A new study suggests that people who regularly practice Buddhist meditation make decisions in a more rational way.

It's no secret that humans are not entirely rational when it comes to weighing rewards. For example, we might be perfectly happy with how much money we're making - until we find out how much more the guy in the next cubicle is being paid.

But a new study suggests that people who regularly practice Buddhist meditation actually process these common social situations differently - and the researchers have the brain scans to prove it.

Stormtrooper

Stanford Prison Experiment Continues to Shock

Stanford Prison
© BBC
Forty years ago a group of students hoping to make a bit of holiday money turned up at a basement in Stanford University, California, for what was to become one of the most notorious experiments in the study of human psychology.

The idea was simple - take a group of volunteers, tell half of them they are prisoners, the other half prison wardens, place them in a makeshift jail and watch what happens.

The Stanford prison experiment was supposed to last two weeks but was ended abruptly just six days later, after a string of mental breakdowns, an outbreak of sadism and a hunger strike.

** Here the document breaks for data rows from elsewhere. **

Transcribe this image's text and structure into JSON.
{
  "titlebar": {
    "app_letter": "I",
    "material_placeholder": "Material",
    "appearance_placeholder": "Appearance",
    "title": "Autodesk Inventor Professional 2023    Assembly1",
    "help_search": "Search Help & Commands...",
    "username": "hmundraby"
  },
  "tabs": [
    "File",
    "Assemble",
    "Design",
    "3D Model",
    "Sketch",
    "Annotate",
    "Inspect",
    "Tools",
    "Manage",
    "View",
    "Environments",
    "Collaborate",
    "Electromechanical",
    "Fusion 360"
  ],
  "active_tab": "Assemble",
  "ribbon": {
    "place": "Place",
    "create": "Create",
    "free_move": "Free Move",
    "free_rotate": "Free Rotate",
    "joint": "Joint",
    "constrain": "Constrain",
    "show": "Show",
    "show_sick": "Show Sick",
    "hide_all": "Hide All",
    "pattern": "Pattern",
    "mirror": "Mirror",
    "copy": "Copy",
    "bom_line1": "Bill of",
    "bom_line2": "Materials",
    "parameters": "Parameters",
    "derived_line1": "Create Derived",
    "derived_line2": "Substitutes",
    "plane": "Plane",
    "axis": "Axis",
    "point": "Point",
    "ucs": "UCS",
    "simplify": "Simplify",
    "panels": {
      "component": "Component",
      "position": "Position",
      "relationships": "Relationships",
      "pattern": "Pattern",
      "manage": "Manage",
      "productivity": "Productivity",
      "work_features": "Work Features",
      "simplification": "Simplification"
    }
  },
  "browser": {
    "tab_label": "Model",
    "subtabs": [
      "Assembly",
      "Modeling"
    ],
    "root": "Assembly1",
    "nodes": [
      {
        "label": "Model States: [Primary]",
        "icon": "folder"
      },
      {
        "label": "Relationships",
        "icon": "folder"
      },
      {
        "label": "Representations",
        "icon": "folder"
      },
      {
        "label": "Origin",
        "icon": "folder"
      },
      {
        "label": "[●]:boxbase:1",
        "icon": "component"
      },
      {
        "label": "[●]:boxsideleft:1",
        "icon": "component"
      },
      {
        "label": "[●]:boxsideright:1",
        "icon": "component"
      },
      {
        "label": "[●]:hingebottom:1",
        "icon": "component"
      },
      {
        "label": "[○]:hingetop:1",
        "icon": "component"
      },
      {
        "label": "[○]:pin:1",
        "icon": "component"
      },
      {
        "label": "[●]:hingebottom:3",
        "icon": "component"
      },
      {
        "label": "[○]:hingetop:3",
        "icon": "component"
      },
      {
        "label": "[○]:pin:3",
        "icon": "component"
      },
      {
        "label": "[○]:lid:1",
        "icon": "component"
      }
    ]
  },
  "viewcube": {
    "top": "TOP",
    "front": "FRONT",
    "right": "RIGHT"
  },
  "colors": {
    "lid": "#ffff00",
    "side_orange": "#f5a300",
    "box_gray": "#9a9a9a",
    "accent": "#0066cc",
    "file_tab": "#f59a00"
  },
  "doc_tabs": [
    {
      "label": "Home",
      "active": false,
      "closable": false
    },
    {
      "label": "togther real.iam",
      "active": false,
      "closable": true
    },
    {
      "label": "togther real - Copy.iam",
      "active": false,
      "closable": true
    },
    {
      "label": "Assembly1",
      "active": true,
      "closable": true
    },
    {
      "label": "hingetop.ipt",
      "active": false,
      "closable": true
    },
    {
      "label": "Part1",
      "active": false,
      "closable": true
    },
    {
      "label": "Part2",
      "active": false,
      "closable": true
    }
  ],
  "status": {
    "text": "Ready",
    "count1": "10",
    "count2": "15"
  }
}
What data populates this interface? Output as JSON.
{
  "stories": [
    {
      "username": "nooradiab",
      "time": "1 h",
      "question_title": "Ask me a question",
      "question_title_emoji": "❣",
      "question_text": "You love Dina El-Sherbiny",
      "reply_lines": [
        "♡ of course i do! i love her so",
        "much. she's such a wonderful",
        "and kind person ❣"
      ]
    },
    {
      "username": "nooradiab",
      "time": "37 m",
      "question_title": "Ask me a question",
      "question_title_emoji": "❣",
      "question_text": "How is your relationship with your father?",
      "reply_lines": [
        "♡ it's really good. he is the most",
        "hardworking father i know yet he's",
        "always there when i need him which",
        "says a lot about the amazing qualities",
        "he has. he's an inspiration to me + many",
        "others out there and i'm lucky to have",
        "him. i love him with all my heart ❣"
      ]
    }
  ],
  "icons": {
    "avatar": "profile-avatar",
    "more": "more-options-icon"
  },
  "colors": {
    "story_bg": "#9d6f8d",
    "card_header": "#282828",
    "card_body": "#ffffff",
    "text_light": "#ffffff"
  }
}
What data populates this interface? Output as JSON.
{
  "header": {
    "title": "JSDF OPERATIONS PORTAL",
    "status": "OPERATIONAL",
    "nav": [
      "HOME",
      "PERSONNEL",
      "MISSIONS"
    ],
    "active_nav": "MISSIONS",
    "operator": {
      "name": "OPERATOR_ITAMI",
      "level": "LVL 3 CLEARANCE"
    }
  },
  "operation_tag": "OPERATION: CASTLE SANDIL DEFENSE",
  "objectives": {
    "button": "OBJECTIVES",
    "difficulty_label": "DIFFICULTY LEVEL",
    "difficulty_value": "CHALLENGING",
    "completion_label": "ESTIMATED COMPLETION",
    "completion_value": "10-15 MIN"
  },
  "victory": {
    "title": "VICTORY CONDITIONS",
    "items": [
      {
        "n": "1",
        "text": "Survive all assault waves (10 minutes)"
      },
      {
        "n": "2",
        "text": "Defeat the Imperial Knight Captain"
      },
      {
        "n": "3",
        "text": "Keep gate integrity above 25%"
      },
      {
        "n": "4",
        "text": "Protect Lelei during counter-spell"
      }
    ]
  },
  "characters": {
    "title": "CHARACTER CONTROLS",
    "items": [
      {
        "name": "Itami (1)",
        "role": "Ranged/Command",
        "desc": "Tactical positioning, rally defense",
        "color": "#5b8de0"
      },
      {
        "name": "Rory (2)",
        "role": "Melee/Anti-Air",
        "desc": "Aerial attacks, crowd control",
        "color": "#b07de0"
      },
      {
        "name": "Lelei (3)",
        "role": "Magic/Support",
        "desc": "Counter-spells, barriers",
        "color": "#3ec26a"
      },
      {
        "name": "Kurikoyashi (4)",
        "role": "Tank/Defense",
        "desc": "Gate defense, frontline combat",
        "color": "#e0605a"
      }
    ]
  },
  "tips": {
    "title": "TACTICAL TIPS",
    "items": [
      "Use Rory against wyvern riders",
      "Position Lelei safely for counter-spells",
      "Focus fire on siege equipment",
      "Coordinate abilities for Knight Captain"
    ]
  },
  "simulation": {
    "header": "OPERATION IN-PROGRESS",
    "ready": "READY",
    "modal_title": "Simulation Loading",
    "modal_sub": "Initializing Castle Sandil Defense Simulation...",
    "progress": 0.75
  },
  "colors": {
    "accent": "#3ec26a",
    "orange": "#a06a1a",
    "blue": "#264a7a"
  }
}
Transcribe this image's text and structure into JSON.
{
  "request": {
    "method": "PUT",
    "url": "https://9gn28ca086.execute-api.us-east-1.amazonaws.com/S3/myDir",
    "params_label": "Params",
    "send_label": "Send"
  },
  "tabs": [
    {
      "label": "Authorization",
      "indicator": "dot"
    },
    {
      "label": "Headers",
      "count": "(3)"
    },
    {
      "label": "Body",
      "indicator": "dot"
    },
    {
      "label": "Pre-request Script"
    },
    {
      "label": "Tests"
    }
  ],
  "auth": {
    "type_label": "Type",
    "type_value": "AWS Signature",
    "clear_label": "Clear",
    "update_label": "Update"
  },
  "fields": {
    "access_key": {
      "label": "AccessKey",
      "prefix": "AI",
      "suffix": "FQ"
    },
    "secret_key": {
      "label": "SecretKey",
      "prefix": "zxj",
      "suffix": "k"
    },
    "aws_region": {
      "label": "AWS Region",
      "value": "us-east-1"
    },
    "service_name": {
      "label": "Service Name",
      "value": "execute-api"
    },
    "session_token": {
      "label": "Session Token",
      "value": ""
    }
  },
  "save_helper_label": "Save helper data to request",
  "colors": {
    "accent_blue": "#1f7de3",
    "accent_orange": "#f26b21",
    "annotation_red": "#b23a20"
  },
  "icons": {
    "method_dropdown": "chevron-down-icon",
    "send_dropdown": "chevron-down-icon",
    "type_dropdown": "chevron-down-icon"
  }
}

"The first day they came there it was a little prison set up in a basement with fake cell doors and by the second day it was a real prison created in the minds of each prisoner, each guard and also of the staff," said Philip Zimbardo, the psychologist leading the experiment.